September 23, 2009
As September rolls to a close, we have to begin to think about the dreaded W word. Yes, it isn’t too early to begin to think about winter.
Eventually we will get a frost that will kill off all of the vegetation. A frost will kill off many of the vegetables in your garden. When this happens, it is time to pull up the dead plants. Any of the plants that were diseased should be thrown away and not added to the compost pile. These plants will break down in the compost pile, but unless the temperature during the composting process gets high enough, you run the risk of disease organisms surviving in your compost. There is no sense in taking that chance after all of the problems facing most vegetable gardeners this season. If the plant material was not diseased, add it to the compost pile. As you clean up make sure to pull up any stems that may remain in the soil. Insects can over winter in those stems left in the garden.

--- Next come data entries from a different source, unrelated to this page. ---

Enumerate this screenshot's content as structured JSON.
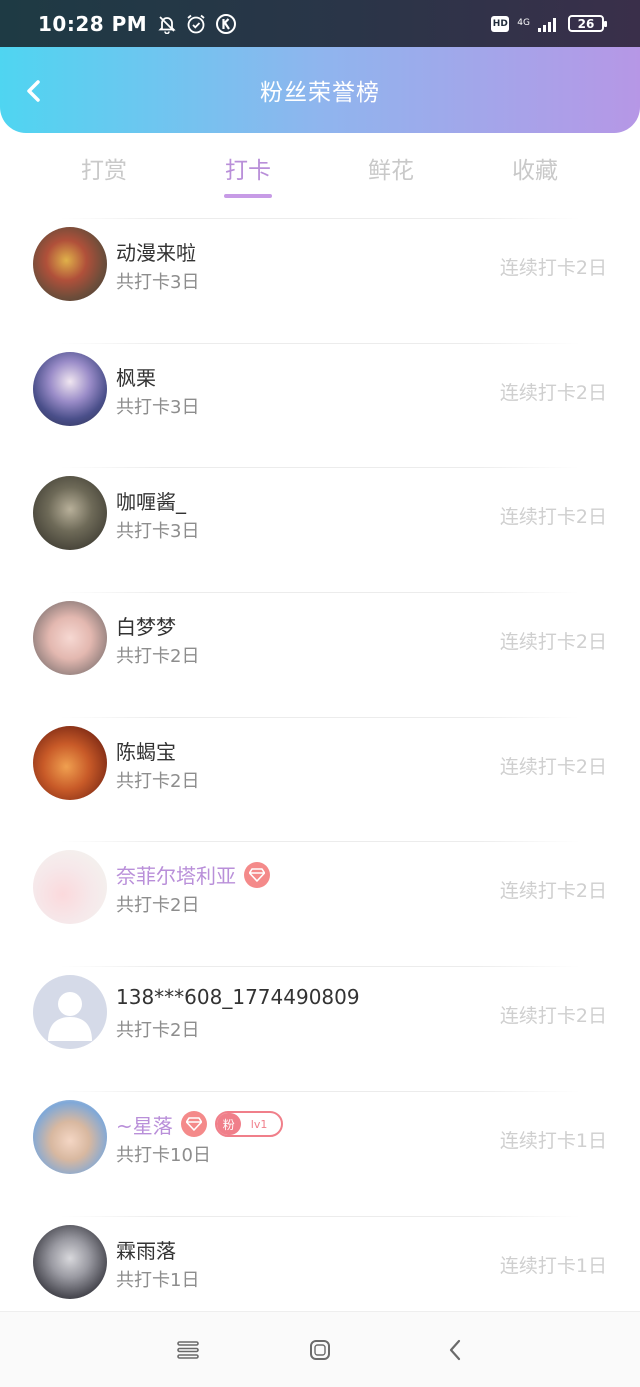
{
  "status_bar": {
    "time": "10:28 PM",
    "left_icons": [
      "bell-off-icon",
      "alarm-icon",
      "k-app-icon"
    ],
    "hd": "HD",
    "network": "4G",
    "battery": "26"
  },
  "header": {
    "title": "粉丝荣誉榜",
    "back_icon": "chevron-left-icon",
    "gradient": [
      "#4fd5f1",
      "#b697e6"
    ]
  },
  "tabs": [
    {
      "label": "打赏",
      "active": false
    },
    {
      "label": "打卡",
      "active": true
    },
    {
      "label": "鲜花",
      "active": false
    },
    {
      "label": "收藏",
      "active": false
    }
  ],
  "accent_color": "#b98fd9",
  "rows": [
    {
      "name": "动漫来啦",
      "total": "共打卡3日",
      "streak": "连续打卡2日"
    },
    {
      "name": "枫栗",
      "total": "共打卡3日",
      "streak": "连续打卡2日"
    },
    {
      "name": "咖喱酱_",
      "total": "共打卡3日",
      "streak": "连续打卡2日"
    },
    {
      "name": "白梦梦",
      "total": "共打卡2日",
      "streak": "连续打卡2日"
    },
    {
      "name": "陈蝎宝",
      "total": "共打卡2日",
      "streak": "连续打卡2日"
    },
    {
      "name": "奈菲尔塔利亚",
      "total": "共打卡2日",
      "streak": "连续打卡2日",
      "vip": true,
      "badges": [
        "gem-icon"
      ]
    },
    {
      "name": "138***608_1774490809",
      "total": "共打卡2日",
      "streak": "连续打卡2日"
    },
    {
      "name": "~星落",
      "total": "共打卡10日",
      "streak": "连续打卡1日",
      "vip": true,
      "badges": [
        "gem-icon"
      ],
      "fan_badge": {
        "label": "粉",
        "level": "lv1"
      }
    },
    {
      "name": "霖雨落",
      "total": "共打卡1日",
      "streak": "连续打卡1日"
    }
  ],
  "nav_bar": [
    "menu-icon",
    "home-square-icon",
    "back-chevron-icon"
  ]
}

Once the vegetable garden is cleaned up, add some lime to the soil. This will help to change the Ph of the soil to a more neutral level. A more neutral Ph level will allow your plants to grow better and to make better use of the fertilizer that you use in the garden. Once you have applied the lime, it is a good idea to apply the seed of a cover crop. A cover crop will germinate and its roots will hold the soil in place over the winter. Without the use of a cover crop, the wind can blow away layers of topsoil. The most commonly used cover crop used around here is winter rye. As the winter rye seed sprouts, it puts up blades that look like grass. Over time, this grassy growth will form a dense mat over your garden. In the spring, the winter rye is turned into the soil. This will add a tremendous amount of organic matter into the garden.
Perennial gardens will need to be cut back after the first frost. It can also be done now if you have the time. You can leave any of your late flowering perennials so that you can enjoy those late flowers of summer. Once you are done with your clean up, you should add some lime to the soil. It would also be a good idea to add some superphosphate to the soil. Superphosphate adds phosphorous to the soil. Perennials use lots of phosphorous to form flower buds and to help with the development of a strong root system. Once the ground has frozen, you should apply a 3-inch layer of mulch over the perennial beds. This will help to prevent damage to the roots of the perennials caused by the alternating freezing and thawing of the soil during the winter.
Your lawn will continue to grow into the fall. By this time of the season, many of you are sick of mowing the lawn. However, if you don’t keep up with the mowing, the blades of grass will get very long and tend to flop over during the winter months. These long blades of grass, lying on the ground will lead to the development of fungus diseases on the lawn during the late winter. As hard as it may be, you will need to keep up with the mowing until the ground freezes or the blades of grass stop growing.
During the fall, many plants take up moisture through the roots and store that moisture in the twigs and stems of the plant. This allows the plants to lose moisture to the drying winter winds. Without this extra stored moisture, the plants would dry out and die. The soil in our area is very dry at this time. You should be watering those plants that need to take up extra water. This would include rose bushes and all of your broadleaf evergreens. If we don’t get a soaking rain each week, you will need to water these plants once a week until the ground freezes.
Well, that’s all for this week. I’ll talk to you again next week.